Eraldo Soare, father of Lori Hacking, addresses the media.
People gather to watch Eraldo Soares, the father of Lori Hacking, address the media.
Trying to hold back tears, Doug Hacking and his wife Janet read a statement to the press after their son, Mark Hacking was given a six years to life sentence.
Thelma Soares, mother of murdered Lori Hacking, addresses
Mark Hacking during his sentencing June 6, 2005 in Salt Lake City, Utah.
Thelma Soares, mother of Lori Hacking, breaks down as she
addresses the judge during Mark Hacking's sentencing.
Mark Hacking cries as the judge gives judgment during his sentencing.
Mark Hacking and his defense attorney stand before Judge Denise Lindberg.
Janet Hacking, Mark Hacking's mother, addresses the judge during
her son's sentencing.

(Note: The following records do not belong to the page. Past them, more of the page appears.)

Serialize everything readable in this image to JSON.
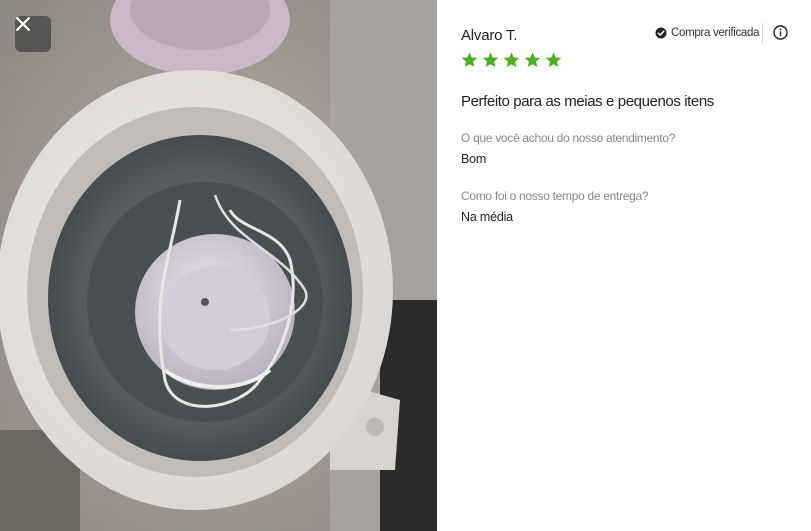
{
  "review": {
    "reviewer_name": "Alvaro T.",
    "verified_label": "Compra verificada",
    "rating": 5,
    "rating_max": 5,
    "star_color": "#4caf20",
    "headline": "Perfeito para as meias e pequenos itens",
    "questions": [
      {
        "question": "O que você achou do nosso atendimento?",
        "answer": "Bom"
      },
      {
        "question": "Como foi o nosso tempo de entrega?",
        "answer": "Na média"
      }
    ]
  },
  "icons": {
    "close": "close-icon",
    "verified": "check-circle-icon",
    "info": "info-icon",
    "star": "star-icon"
  }
}
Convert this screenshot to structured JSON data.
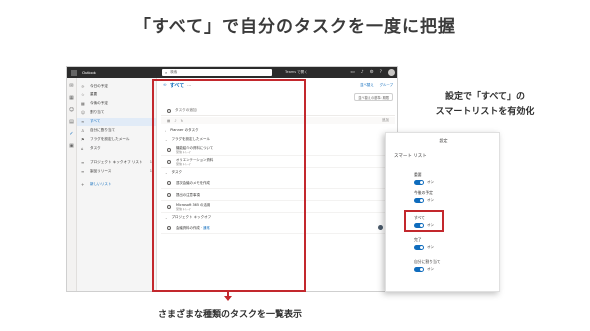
{
  "headline": "「すべて」で自分のタスクを一度に把握",
  "app": {
    "name": "Outlook",
    "search_placeholder": "検索",
    "teams_link": "Teams で開く"
  },
  "sidebar": {
    "items": [
      {
        "label": "今日の予定",
        "icon": "sun-icon"
      },
      {
        "label": "重要",
        "icon": "star-icon"
      },
      {
        "label": "今後の予定",
        "icon": "calendar-icon"
      },
      {
        "label": "割り当て",
        "icon": "user-icon"
      },
      {
        "label": "すべて",
        "icon": "all-icon",
        "active": true
      },
      {
        "label": "自分に割り当て",
        "icon": "person-icon"
      },
      {
        "label": "フラグを設定したメール",
        "icon": "flag-icon"
      },
      {
        "label": "タスク",
        "icon": "home-icon"
      }
    ],
    "lists": [
      {
        "label": "プロジェクト キックオフ リスト",
        "icon": "list-icon",
        "count": "1"
      },
      {
        "label": "製品リリース",
        "icon": "list-icon",
        "count": "1"
      }
    ],
    "new_list": "新しいリスト"
  },
  "main": {
    "title": "すべて",
    "actions": [
      "並べ替え",
      "グループ"
    ],
    "sort_chip": "並べ替えの基準: 期限",
    "add_task_placeholder": "タスクの追加",
    "add_button": "追加",
    "groups": [
      {
        "label": "Planner のタスク",
        "tasks": []
      },
      {
        "label": "フラグを設定したメール",
        "tasks": [
          {
            "title": "機能紹介の資料について",
            "sub": "受信トレイ"
          },
          {
            "title": "オリエンテーション資料",
            "sub": "受信トレイ"
          }
        ]
      },
      {
        "label": "タスク",
        "tasks": [
          {
            "title": "週次会議のメモを作成",
            "sub": ""
          },
          {
            "title": "提出の注意事項",
            "sub": ""
          },
          {
            "title": "Microsoft 365 の活用",
            "sub": "受信トレイ"
          }
        ]
      },
      {
        "label": "プロジェクト キックオフ",
        "tasks": [
          {
            "title": "会議資料の作成",
            "tag": "通常",
            "sub": ""
          }
        ]
      }
    ]
  },
  "side_caption": [
    "設定で「すべて」の",
    "スマートリストを有効化"
  ],
  "bottom_caption": "さまざまな種類のタスクを一覧表示",
  "settings_panel": {
    "title": "設定",
    "subtitle": "スマート リスト",
    "items": [
      {
        "name": "重要",
        "value": "オン"
      },
      {
        "name": "今後の予定",
        "value": "オン"
      },
      {
        "name": "すべて",
        "value": "オン"
      },
      {
        "name": "完了",
        "value": "オン"
      },
      {
        "name": "自分に割り当て",
        "value": "オン"
      }
    ]
  },
  "colors": {
    "accent": "#0f6cbd",
    "highlight": "#c3282d",
    "topbar": "#2b2b2b"
  }
}
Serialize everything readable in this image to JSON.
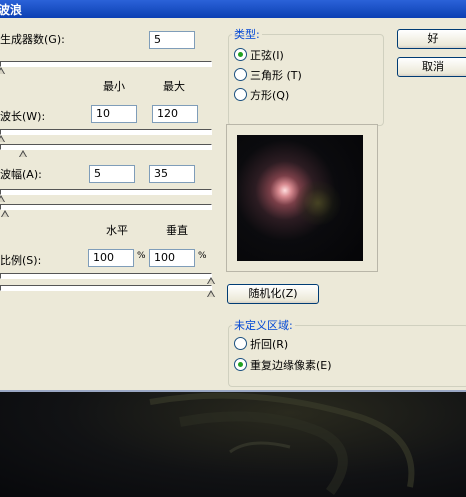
{
  "window": {
    "title": "波浪"
  },
  "params": {
    "generators": {
      "label": "生成器数(G):",
      "value": "5"
    },
    "col_min": "最小",
    "col_max": "最大",
    "wavelength": {
      "label": "波长(W):",
      "min": "10",
      "max": "120"
    },
    "amplitude": {
      "label": "波幅(A):",
      "min": "5",
      "max": "35"
    },
    "col_horizontal": "水平",
    "col_vertical": "垂直",
    "scale": {
      "label": "比例(S):",
      "h": "100",
      "v": "100",
      "unit": "%"
    }
  },
  "type_group": {
    "title": "类型:",
    "options": [
      {
        "label": "正弦(I)",
        "selected": true
      },
      {
        "label": "三角形 (T)",
        "selected": false
      },
      {
        "label": "方形(Q)",
        "selected": false
      }
    ]
  },
  "buttons": {
    "ok": "好",
    "cancel": "取消",
    "randomize": "随机化(Z)"
  },
  "undefined_group": {
    "title": "未定义区域:",
    "options": [
      {
        "label": "折回(R)",
        "selected": false
      },
      {
        "label": "重复边缘像素(E)",
        "selected": true
      }
    ]
  },
  "colors": {
    "accent": "#0046d5",
    "dialog_bg": "#ece9d8",
    "radio_on": "#21a121"
  }
}
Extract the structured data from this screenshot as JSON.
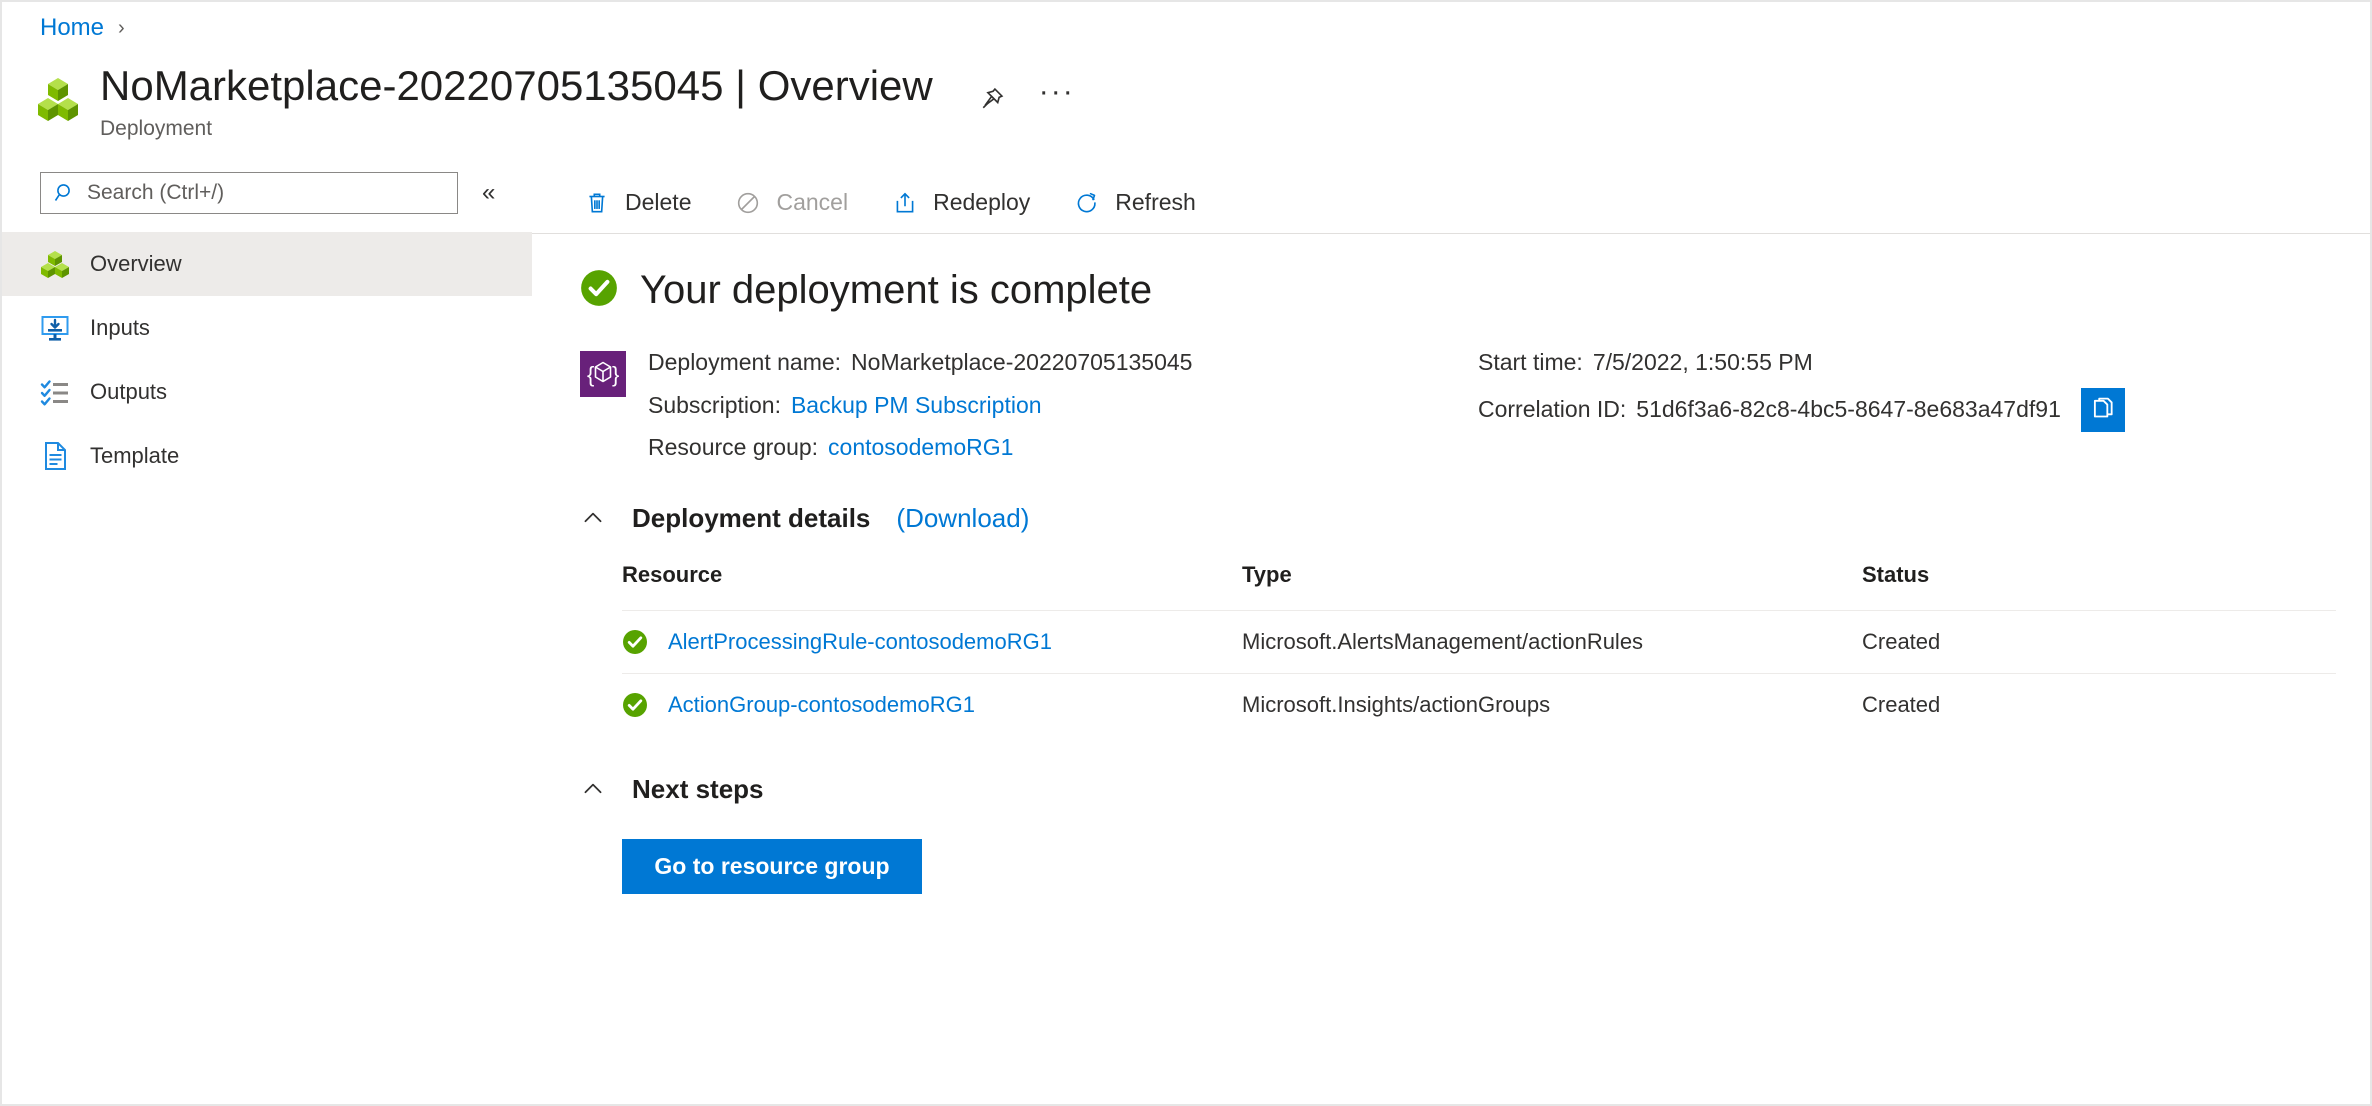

Mark Hacking with his attorney, Gilbert Athay, reacts after
having signed his plea agreement April 15, 2005 during a pretrial hearing.
Mark Hacking stands at the podium with his attorney during his pretrial hearing.
Mark Hacking is escorted out of the courtroom.
Mark Hacking listens to the judge during his pretrial hearing.
Lori's silver Chevrolet was found at the gates of Memory Grove Park, the place where she allegedly took a sunrise run on the day she went missing.
In the days after Lori's disappearance, more than 1,200 volunteers took to the hills where she may have jogged, searching for any clues that might help bring Lori home.
Police affixed crime-scene tape to the door of Mark and Lori's Salt Lake City apartment.
Mark's parents, Janet and Douglas Hacking (far right), and Lori's parents, Eraldo and Thelma Soares (left), kept a united front during the search efforts. When Mark's deceptions came under scrutiny, family members told reporters that they wanted to keep the focus on finding Lori, not on Mark's behavior.
Janet Hacking and Thelma Soares, mothers of Mark and Lori, participated in a moment of silence at a candlelight vigil held for Lori at Memory Grove Park on Sunday, July 25, 2004.
Six days after Lori vanished, more than 3,000 volunteers turned out to distribute fliers and search for the missing Utah woman. That evening, they held candles and sat near the pond in Memory Grove Park at a vigil for Lori.
The monster that is Mark Hacking.
At a court appearance on Sept. 23, 2004, Hacking, seen here with his lawyer, Gil Athay, waived his right to a preliminary hearing, essentially acknowledging that prosecutors had enough evidence to support their charges.